Although CalTrans withdrew their plan to use herbicides to eradicate blackberries in riparian areas, their excavation and denuding of wetlands in various parts of Little Lake Valley for their “mitigation” plan — a plan horribly warped by political pressure — continues exactly as you read this. Following is an amazing, though, and heartbreaking video produced by Maria Gilardin of TUC Radio.
From Maria Gilardin:
“As you may know, a second crime wave is hitting the Willits Bypass area. How can it be legal to bulldoze wetlands in an archeological district in order to come up with mitigation credits for destroyed wetlands?? This video shows the moon-scaping of the Willits mitigation wetlands – it’s 14 minutes short – the record of a community event on August 13.”

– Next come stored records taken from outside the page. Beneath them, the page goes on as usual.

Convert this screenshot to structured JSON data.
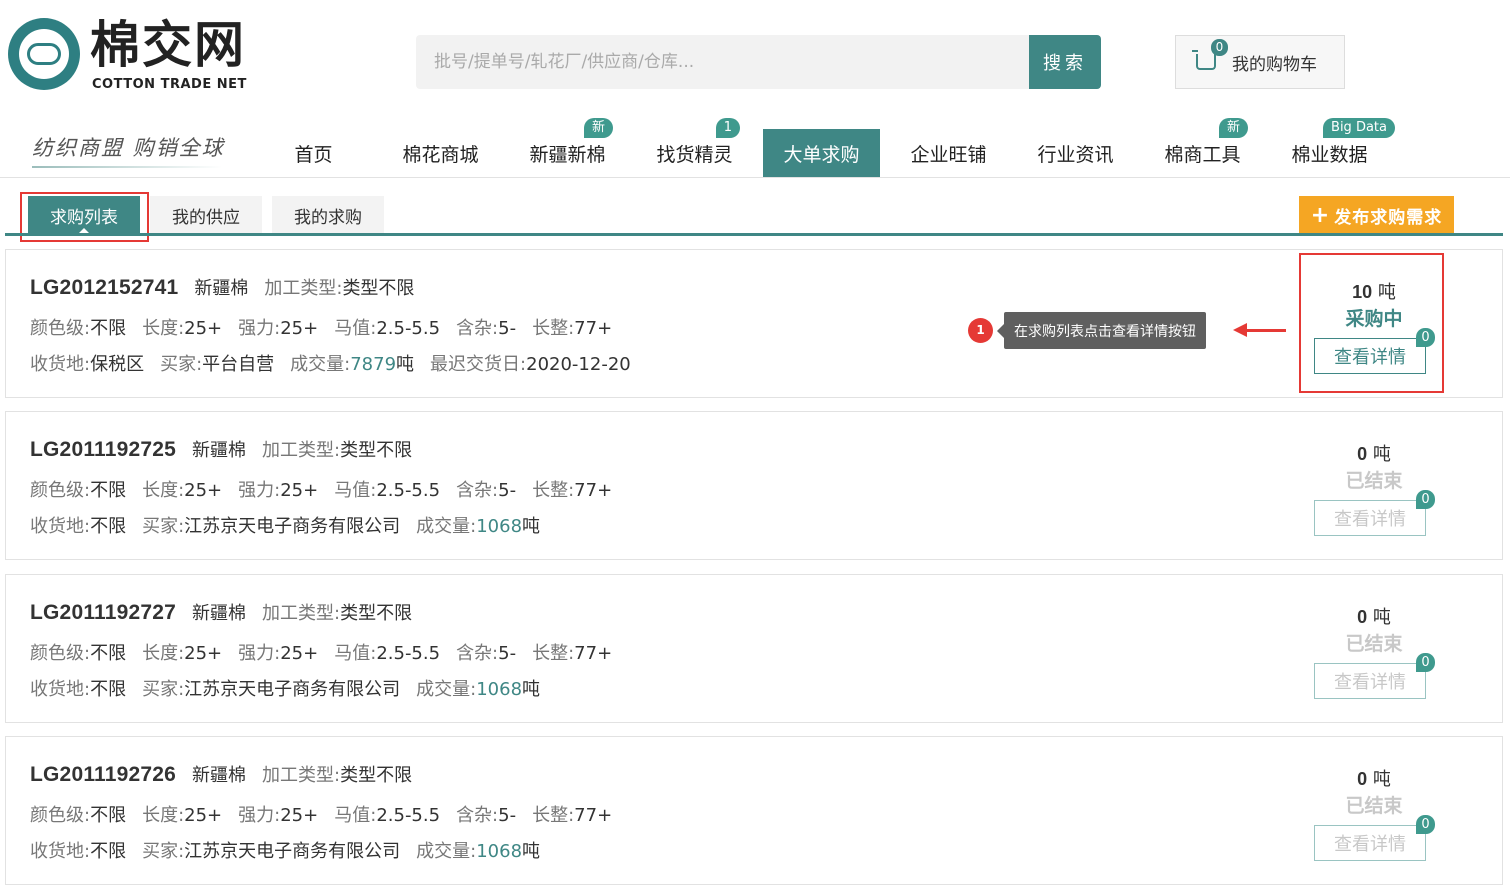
{
  "brand": {
    "title": "棉交网",
    "subtitle": "COTTON TRADE NET",
    "slogan": "纺织商盟 购销全球"
  },
  "search": {
    "placeholder": "批号/提单号/轧花厂/供应商/仓库...",
    "button_label": "搜索"
  },
  "cart": {
    "label": "我的购物车",
    "count": "0",
    "icon": "cart-icon"
  },
  "nav": {
    "items": [
      {
        "label": "首页",
        "badge": ""
      },
      {
        "label": "棉花商城",
        "badge": ""
      },
      {
        "label": "新疆新棉",
        "badge": "新"
      },
      {
        "label": "找货精灵",
        "badge": "1"
      },
      {
        "label": "大单求购",
        "badge": "",
        "active": true
      },
      {
        "label": "企业旺铺",
        "badge": ""
      },
      {
        "label": "行业资讯",
        "badge": ""
      },
      {
        "label": "棉商工具",
        "badge": "新"
      },
      {
        "label": "棉业数据",
        "badge": "Big Data"
      }
    ]
  },
  "subtabs": {
    "items": [
      "求购列表",
      "我的供应",
      "我的求购"
    ],
    "active": "求购列表",
    "publish_label": "发布求购需求",
    "publish_icon": "plus-icon"
  },
  "annotation": {
    "step": "1",
    "text": "在求购列表点击查看详情按钮"
  },
  "labels": {
    "color_grade": "颜色级:",
    "length": "长度:",
    "strength": "强力:",
    "micronaire": "马值:",
    "impurity": "含杂:",
    "uniformity": "长整:",
    "delivery": "收货地:",
    "buyer": "买家:",
    "volume": "成交量:",
    "latest_date": "最迟交货日:",
    "process_type": "加工类型:",
    "unit": "吨",
    "detail": "查看详情"
  },
  "requests": [
    {
      "id": "LG2012152741",
      "origin": "新疆棉",
      "process": "类型不限",
      "color": "不限",
      "length": "25+",
      "strength": "25+",
      "mic": "2.5-5.5",
      "impurity": "5-",
      "uniformity": "77+",
      "delivery": "保税区",
      "buyer": "平台自营",
      "volume": "7879",
      "volume_unit": "吨",
      "latest_date": "2020-12-20",
      "qty": "10",
      "status": "采购中",
      "status_state": "on",
      "detail_badge": "0"
    },
    {
      "id": "LG2011192725",
      "origin": "新疆棉",
      "process": "类型不限",
      "color": "不限",
      "length": "25+",
      "strength": "25+",
      "mic": "2.5-5.5",
      "impurity": "5-",
      "uniformity": "77+",
      "delivery": "不限",
      "buyer": "江苏京天电子商务有限公司",
      "volume": "1068",
      "volume_unit": "吨",
      "latest_date": "",
      "qty": "0",
      "status": "已结束",
      "status_state": "off",
      "detail_badge": "0"
    },
    {
      "id": "LG2011192727",
      "origin": "新疆棉",
      "process": "类型不限",
      "color": "不限",
      "length": "25+",
      "strength": "25+",
      "mic": "2.5-5.5",
      "impurity": "5-",
      "uniformity": "77+",
      "delivery": "不限",
      "buyer": "江苏京天电子商务有限公司",
      "volume": "1068",
      "volume_unit": "吨",
      "latest_date": "",
      "qty": "0",
      "status": "已结束",
      "status_state": "off",
      "detail_badge": "0"
    },
    {
      "id": "LG2011192726",
      "origin": "新疆棉",
      "process": "类型不限",
      "color": "不限",
      "length": "25+",
      "strength": "25+",
      "mic": "2.5-5.5",
      "impurity": "5-",
      "uniformity": "77+",
      "delivery": "不限",
      "buyer": "江苏京天电子商务有限公司",
      "volume": "1068",
      "volume_unit": "吨",
      "latest_date": "",
      "qty": "0",
      "status": "已结束",
      "status_state": "off",
      "detail_badge": "0"
    }
  ],
  "colors": {
    "brand": "#3f8785",
    "accent": "#f5a623",
    "alert": "#e53935"
  }
}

SOLLV is STILL working to stop this desecration. You can help! Contact your elected officials to call for a temporary stop to all ground-disturbing activity in the mitigation lands while resource agencies, tribes, and CalTrans meet to agree on cultural site protection. Also, ask for a community meeting with CalTrans to explain their mitigation and consider public comments! Make phone calls ASAP. Time is critical!
Here are contact numbers:
- Congressman Jared Huffman c/o Heather Gurewitz – (707) 962-0933
Washington, DC – (202) 225-5161
- State Senator Mike McGuire – (916) 651-4002
- Assemblymember Jim Wood – (916) 319-2002
- District 3 County Supervisor Tom Woodhouse – (707) 463-4221
More actions will be posted on the website as they are developed.